What the Bruderhahn Initiative Deutschland project stands for

What is the Bruderhahn Initiative Deutschland project about?

The problem:

Today's egg production use highly productive laying hens which are bred to lay extremely large amounts of eggs. There is no use for the brothers of these laying hens since they cannot compete as broilers with races specifically bred for this purpose. As a result they are separated out shortly after hatching and killed. The number of "one day chicks" killed annually is roughly equivalent to the number of laying hens - 34 million brothers of laying hens. The growing market for organic eggs makes this an important issue for the organic food industry, with the focus on an ethically justifiable solution.

The solution:

The Bruderhahn Initiative Deutschland project has turned its attention to the urgent issue of brother roosters and has developed an alternative for handling them. Under the slogan "Rescue my brother - stop senseless killling" all the brothers of laying hens producing eggs for project participants are reared. Even is this entails financial disadvantages.

The formula in this context is one rooster to every 250 eggs laid, since a hen will lay approx. 250 eggs during her active life. The rooster's meat is then offered at reasonable prices, even if this is not economically viable for the farmer. The Bruderhahn Initiative Deutschland has come up with a solution to the problem of the economic disadvantage caused by rearing brother roosters which is as brilliant as it is simple. A surcharge of 4 cents is levied on every egg sold in a shop. 100% of these 4 cents is used to rear and sell brother roosters. Additional costs are offset by the surcharge which Holle pays for meat sourced from Bruderhahn breeders.

Brother rooster and more: Brother rooster rearing means the highest organic quality

The Bruderhahn Initiative Deutschland has set itself strict guidelines for the rearing of brother roosters. Rearing, feed and living conditions meet the highest animal welfare standards.

One male chick per laying hen is allowed to live. It is reared according to Bioland/Demeter guidelines on a breeding farm with access to outdoor space. Wherever possible, as a matter of principle the chicks come from an organic flock of parent birds. Roosters are kept together with hens until they are around 5 weeks old. Following this the roosters are relocated to a rearing pen and fattened up under premium conditions in a rural agricultural enterprise for 18-22 weeks.

During the entire period they are given 100% organic feed. The conditions roosters are kept in must meet higher standards than usual. Unless they are given a lot of exercise and activity they will start to attack each other.

The interior of the mobile pens is based on the natural habit of chickens - the forest. Numerous perches are available at various levels. This ensures the natural, peaceful coexistence of the roosters.

The covered outdoor area of the mobile pen offers the chickens the opportunity to take sand baths and peck the ground. The feed they are given in addition to grass originates from the farm's own mill or, alternatively, from suppliers who also work according to organic principles.

In addition to this, the Bauckhof farm aspires to the greatest possible degree of transparency - for e.g. by installing webcams in all its pens so that consumers can see for themselves at any time how Bauckhof has implemented high standards of chicken welfare.
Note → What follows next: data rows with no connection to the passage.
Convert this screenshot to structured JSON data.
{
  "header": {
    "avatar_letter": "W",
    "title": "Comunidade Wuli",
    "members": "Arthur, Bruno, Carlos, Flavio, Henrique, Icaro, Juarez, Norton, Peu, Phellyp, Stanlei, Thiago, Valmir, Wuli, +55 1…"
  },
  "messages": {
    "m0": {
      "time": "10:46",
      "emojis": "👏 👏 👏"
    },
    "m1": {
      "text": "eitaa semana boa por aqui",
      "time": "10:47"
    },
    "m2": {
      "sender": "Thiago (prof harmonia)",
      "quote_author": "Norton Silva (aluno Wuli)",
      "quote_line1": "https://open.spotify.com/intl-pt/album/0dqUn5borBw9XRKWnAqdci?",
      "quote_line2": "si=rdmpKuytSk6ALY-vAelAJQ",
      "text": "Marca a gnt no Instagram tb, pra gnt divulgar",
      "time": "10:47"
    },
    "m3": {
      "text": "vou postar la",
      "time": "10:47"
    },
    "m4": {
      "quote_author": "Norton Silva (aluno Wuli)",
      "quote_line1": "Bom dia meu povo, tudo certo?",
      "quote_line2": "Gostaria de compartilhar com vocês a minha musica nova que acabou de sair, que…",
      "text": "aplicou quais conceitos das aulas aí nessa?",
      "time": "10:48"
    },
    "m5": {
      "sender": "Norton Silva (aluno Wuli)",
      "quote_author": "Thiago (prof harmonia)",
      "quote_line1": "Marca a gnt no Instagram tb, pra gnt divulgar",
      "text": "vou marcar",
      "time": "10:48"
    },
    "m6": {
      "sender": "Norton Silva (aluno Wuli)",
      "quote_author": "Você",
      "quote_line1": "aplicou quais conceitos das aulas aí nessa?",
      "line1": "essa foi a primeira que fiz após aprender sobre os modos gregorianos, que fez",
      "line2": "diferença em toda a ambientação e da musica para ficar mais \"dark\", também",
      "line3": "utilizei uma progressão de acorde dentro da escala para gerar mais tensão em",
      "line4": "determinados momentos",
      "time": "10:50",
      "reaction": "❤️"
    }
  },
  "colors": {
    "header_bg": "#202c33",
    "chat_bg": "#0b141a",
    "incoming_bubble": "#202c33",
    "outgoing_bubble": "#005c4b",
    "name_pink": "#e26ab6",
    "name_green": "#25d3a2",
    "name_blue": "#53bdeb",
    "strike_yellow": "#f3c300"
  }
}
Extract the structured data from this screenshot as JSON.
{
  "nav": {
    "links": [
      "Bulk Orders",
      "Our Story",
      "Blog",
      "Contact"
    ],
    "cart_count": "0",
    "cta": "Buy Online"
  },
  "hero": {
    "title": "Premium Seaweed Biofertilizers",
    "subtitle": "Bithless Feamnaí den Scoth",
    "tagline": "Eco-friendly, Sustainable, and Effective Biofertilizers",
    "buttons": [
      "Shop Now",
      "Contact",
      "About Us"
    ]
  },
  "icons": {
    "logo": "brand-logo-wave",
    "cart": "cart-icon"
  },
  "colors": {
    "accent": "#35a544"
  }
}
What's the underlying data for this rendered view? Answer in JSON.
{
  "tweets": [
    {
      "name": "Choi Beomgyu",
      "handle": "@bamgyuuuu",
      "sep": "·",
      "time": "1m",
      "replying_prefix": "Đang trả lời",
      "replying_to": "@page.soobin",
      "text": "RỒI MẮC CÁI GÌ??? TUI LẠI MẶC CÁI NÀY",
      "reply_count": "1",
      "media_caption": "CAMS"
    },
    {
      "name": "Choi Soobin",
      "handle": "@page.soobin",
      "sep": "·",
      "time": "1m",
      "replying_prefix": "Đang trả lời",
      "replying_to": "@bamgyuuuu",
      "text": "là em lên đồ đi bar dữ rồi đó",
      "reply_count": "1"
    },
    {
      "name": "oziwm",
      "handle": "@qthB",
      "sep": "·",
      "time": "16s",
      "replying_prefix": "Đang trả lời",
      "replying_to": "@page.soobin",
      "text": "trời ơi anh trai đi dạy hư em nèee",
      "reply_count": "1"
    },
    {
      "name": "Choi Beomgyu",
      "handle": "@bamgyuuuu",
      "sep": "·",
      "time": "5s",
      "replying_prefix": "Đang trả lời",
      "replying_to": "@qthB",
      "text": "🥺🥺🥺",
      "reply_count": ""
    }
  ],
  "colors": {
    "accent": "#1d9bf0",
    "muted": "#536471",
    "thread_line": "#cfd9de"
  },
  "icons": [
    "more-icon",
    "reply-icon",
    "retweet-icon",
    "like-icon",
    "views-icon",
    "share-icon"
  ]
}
Take a look at the farmer in his pen: to view more visit the webcam in the Bruderhahn pen at Bauckhof Klein Süstedt.


The long term

The main focus of the project is to achieve a self-sufficient commercial poultry business keeping birds in natural conditions and to high standards of welfare. In order to reach this goal the association wishes to raise funds to breed a special race. The objective is to achieve a balance between laying performance and meat production and good nutrient take up which is in harmony with ecological living conditions for the birds. Current breeding experiments have not yet been successful in developing a suitable breed. The cost of keeping existing dual-purpose chickens, e.g. Sulmtalers, would result in markedly more expensive eggs.

Click here to watch an interview with Carsten Bauck

Carsten Bauck, co-initiator of the Bruderhahn Initiative Deutschland (BID) project, gives information about the status quo; the BID's goals and perspectives plus Holle's importance for the project.

Read on: Why giving up rearing turkeys is consistent

Read on: Background infos and links on the Bruderhahn Initiative Deutschland project